In 1888-1889, Van Gogh lived in the southern part of France in the town of Arles. It was there that the artist was inspired by beautiful landscapes. Walking through the October afternoon in the vicinity of Montmajor Abbey, he watched as the locals gathered a ripe vineyard in the color of red wine. The riot of colors of the southern autumn and the symbolism of the harvest so impressed Van Gogh that within only a month one of the most famous works of the author “Red Vineyards in Arles” was created.
The harvest of the vineyard symbolizes the flowering and the decline of the natural cycle. For Van Gogh, the sun is the source of life and prosperity, and the hot midday sun is full and sunset. A man who comprehends its rhythm in labor and constant movement is woven into the cycle of the universe. Visually, the picture is divided into two equivalent plans. The first one shows people collecting grapes, and a little further you can see the figure of a man on a cart and trees.
It seems as if under a hot solar disk everything is melting: people and a vineyard merge together, interweaving into a thin canvas of the universe. The effect of the merger is created by a special technique of imposing smears, so characteristic of the work of this artist. Incredible color scheme, which has become one of the hallmarks of Van Gogh’s work, fills the picture with life and external light. The author does not mix paints using the technique of imposing contrasting strokes, most of which belong to warm tones and only occasionally come across cool purple shadows.
The features of the painting reflect the fascinations of Van Gogh’s youth, when he, working as a bank clerk, bought paintings of the artists he liked and had an extensive collection of impressionist works.

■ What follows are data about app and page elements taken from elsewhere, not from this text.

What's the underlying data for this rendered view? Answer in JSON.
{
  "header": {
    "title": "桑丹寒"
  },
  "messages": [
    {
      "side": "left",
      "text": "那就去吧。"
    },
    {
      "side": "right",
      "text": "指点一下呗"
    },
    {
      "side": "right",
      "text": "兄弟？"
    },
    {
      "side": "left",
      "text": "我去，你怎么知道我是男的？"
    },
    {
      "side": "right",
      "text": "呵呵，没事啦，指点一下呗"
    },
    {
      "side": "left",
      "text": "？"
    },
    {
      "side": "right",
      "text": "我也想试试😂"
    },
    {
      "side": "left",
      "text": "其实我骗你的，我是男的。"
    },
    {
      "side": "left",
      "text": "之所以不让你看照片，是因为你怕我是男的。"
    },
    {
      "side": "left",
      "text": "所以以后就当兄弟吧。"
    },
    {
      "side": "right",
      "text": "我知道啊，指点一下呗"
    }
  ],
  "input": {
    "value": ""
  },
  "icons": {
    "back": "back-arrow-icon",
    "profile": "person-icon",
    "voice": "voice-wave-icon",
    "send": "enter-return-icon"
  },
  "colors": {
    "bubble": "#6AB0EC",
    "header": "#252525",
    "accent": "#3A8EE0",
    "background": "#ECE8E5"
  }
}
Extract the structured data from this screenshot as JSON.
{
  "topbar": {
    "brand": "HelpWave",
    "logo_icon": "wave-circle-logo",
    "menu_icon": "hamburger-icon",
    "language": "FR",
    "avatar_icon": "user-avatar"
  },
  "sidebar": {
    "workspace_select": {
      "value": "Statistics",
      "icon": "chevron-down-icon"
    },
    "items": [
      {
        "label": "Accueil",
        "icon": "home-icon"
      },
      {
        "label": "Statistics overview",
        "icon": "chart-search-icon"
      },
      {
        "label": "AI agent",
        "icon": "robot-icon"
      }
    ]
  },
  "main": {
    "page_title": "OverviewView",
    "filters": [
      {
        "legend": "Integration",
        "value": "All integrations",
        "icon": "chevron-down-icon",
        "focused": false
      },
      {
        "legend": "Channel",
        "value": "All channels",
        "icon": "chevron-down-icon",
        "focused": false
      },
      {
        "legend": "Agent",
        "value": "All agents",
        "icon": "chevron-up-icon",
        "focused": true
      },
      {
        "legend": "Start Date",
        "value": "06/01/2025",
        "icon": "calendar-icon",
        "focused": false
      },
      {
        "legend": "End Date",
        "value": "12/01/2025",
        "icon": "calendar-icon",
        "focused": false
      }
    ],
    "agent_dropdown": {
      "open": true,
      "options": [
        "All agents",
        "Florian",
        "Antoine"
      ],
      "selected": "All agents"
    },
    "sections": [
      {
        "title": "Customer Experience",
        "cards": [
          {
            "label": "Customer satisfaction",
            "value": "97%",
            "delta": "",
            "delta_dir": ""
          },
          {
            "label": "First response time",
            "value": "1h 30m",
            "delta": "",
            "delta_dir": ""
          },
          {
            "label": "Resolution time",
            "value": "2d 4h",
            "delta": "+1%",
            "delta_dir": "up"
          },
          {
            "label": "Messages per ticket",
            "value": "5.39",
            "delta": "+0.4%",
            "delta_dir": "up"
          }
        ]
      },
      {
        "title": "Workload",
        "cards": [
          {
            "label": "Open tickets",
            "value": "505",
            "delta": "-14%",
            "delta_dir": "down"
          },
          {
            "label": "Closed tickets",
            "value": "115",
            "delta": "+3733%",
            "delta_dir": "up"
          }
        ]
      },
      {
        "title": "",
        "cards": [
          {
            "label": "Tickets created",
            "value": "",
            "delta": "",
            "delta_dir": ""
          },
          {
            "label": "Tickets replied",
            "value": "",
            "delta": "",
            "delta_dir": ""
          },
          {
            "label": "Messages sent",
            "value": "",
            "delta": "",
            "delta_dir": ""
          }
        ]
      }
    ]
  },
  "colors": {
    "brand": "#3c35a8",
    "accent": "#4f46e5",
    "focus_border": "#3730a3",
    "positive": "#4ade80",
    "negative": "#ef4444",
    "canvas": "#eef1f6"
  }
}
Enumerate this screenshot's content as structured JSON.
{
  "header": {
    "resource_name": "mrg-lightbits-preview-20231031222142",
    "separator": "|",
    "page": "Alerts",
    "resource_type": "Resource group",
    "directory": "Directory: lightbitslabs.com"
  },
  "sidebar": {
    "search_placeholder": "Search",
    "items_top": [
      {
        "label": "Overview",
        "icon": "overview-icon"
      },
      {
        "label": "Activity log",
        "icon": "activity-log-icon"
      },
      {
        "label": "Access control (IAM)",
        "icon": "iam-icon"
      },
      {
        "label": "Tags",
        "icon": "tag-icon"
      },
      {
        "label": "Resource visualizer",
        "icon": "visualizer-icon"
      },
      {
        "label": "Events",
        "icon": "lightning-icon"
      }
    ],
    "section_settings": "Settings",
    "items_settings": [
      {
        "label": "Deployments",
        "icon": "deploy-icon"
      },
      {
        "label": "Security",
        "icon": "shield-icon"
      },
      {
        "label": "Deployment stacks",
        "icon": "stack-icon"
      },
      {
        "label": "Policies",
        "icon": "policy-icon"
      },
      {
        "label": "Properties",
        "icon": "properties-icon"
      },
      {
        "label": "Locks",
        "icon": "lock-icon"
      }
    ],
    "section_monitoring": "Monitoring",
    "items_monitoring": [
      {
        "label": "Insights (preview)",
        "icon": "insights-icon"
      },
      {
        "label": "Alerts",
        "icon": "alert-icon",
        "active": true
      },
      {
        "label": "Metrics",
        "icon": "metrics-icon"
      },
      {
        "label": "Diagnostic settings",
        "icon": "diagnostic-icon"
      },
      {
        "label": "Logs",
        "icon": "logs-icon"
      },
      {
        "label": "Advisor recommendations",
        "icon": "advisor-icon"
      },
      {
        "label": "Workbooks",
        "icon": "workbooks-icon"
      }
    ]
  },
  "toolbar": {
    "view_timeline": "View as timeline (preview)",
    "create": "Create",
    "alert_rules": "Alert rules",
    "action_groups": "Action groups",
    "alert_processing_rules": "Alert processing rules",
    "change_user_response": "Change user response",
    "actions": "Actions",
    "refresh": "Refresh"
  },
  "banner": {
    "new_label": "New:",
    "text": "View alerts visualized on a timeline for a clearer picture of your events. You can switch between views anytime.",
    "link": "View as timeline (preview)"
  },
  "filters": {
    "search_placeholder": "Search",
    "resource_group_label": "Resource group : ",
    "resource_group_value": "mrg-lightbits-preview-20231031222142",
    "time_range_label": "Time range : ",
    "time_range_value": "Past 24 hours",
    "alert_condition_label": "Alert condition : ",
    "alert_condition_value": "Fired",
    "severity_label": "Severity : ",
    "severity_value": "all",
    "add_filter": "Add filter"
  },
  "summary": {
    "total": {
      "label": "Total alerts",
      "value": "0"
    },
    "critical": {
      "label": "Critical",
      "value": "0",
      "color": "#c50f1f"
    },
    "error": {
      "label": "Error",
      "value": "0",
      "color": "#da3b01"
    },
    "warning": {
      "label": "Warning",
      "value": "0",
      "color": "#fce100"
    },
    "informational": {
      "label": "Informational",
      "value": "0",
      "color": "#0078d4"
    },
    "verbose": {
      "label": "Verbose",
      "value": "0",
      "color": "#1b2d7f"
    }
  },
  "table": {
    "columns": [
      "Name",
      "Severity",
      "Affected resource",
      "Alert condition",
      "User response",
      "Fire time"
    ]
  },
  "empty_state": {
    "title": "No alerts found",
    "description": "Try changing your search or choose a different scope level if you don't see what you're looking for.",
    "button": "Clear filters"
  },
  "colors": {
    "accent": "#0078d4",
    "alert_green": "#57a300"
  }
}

At the end of the work, the canvas was successfully sold to the artist Anne Bosch. In consequence, it was acquired by collector Sergey Schukin. In the process of nationalization, the picture was taken and placed in the Museum of Western New Art, from which the “Red Vineyards in Arles” was moved to the Pushkin Museum, where it remains to this day.